Gay people in favelas are still very much forgotten about on all sides. Anti homophobia campaigns and groups engage a lot with the middle class but very little with the favelas.
To go inside the Center for the Prevention of Homophobia in downtown Rio you need to be wearing a certain type of clothing and have the right documents. Favela residents can find it harder to access this center to file a statement or complaint and there are no such centers inside the favela.
Have there been advances in the LBGT cause in the country as a whole? Of course, but we [favela residents] have not enjoyed these advances. Civil partnerships, gay marriage, adoption rights. In the favela we are still fighting for something much more basic: for our lives. The preservation of life.
Walking holding hands and kissing? I would say that this is still almost impossible for an LGBT person inside the favela. It could happen, but there will certainly be repression, which could take the form of a bad look or a curse. Personally I don’t walk hand-in-hand with my husband.
And of course for transvestites and transexuals prejudice is always worse than against gays and lesbians. You can now see transvestites as deans of universities, holding important positions, but even so we are still simply within the sphere of showing we are here and we exist. We’re still not seeing a real increase in rights and more respectability.
As we are a very vulnerable population, many transexuals are killed in Brazil. Deep down, people think that the killing of a transvestite won’t come to anything, maybe because of this negative stereotype that exists of transvestites as attackers, robbers, marginal people. In reality, society approves of people who kill transvestites. Transexuals are being wiped out and society doesn’t care.
What do I think about the medal and the future? For me this medal represents the fact that it’s no longer acceptable to ignore LGBT people from favelas.

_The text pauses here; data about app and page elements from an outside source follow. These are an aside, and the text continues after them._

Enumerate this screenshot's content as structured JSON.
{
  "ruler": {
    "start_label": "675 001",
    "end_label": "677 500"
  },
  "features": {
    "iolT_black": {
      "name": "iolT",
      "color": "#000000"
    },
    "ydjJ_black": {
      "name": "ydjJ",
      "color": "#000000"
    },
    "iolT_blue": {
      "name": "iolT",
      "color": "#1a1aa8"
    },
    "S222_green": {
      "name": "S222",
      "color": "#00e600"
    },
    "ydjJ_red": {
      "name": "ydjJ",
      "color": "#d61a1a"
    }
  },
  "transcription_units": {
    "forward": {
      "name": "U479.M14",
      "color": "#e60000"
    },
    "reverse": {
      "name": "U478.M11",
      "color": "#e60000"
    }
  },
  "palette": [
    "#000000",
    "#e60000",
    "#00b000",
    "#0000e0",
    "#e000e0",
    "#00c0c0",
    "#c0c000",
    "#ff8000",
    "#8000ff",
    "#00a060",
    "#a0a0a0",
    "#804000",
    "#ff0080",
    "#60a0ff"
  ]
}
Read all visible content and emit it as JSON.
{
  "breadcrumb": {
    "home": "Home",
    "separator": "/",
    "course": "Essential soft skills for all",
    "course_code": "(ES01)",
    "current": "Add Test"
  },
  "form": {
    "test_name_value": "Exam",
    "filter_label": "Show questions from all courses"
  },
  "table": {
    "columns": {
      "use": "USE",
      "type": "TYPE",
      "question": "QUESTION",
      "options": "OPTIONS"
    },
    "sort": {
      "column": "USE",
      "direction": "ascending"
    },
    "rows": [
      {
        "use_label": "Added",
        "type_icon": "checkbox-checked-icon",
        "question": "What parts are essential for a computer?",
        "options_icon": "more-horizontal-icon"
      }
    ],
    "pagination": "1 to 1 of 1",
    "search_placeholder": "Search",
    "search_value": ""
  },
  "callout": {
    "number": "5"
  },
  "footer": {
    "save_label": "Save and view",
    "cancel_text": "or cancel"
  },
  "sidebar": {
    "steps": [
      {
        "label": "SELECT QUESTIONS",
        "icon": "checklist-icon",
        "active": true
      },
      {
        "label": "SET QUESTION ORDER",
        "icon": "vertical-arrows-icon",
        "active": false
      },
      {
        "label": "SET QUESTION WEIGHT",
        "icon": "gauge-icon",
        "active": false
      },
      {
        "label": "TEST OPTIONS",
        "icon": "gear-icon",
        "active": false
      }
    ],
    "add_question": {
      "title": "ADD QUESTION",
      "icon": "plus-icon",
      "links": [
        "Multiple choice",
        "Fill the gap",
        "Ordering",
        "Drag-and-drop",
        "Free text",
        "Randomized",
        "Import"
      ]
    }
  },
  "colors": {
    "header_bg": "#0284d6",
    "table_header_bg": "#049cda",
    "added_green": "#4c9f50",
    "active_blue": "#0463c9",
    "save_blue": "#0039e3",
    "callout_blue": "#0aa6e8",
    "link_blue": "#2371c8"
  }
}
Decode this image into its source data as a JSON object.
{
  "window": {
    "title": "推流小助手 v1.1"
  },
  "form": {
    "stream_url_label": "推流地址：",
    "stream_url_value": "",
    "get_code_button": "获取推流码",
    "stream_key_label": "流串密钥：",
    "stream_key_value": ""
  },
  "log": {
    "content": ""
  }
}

I always present myself as a favela resident. I go to bed and wake up with the word favela in my mouth. I consider myself to live in a favela, not a community, because community is an academic term. Calling where I live a community and not a favela will not minimize what my life is like in the favela, so I prefer to call myself a favela resident. Poor, black, from the favela, and proud of it.
My dream is to create a community center in Complexo da Maré, offering all kinds of activities, advice, services and healthcare, and with a space to report homophobia. With training for staff too, so we can create a network. I’m working towards this goal.
What about my future? I got married four years ago and my family, the first people to repress me, now accepts me to the point that we live together. It was difficult in the beginning, but now we live side by side, me, my family and my husband, and we have created a healthy environment for us all.”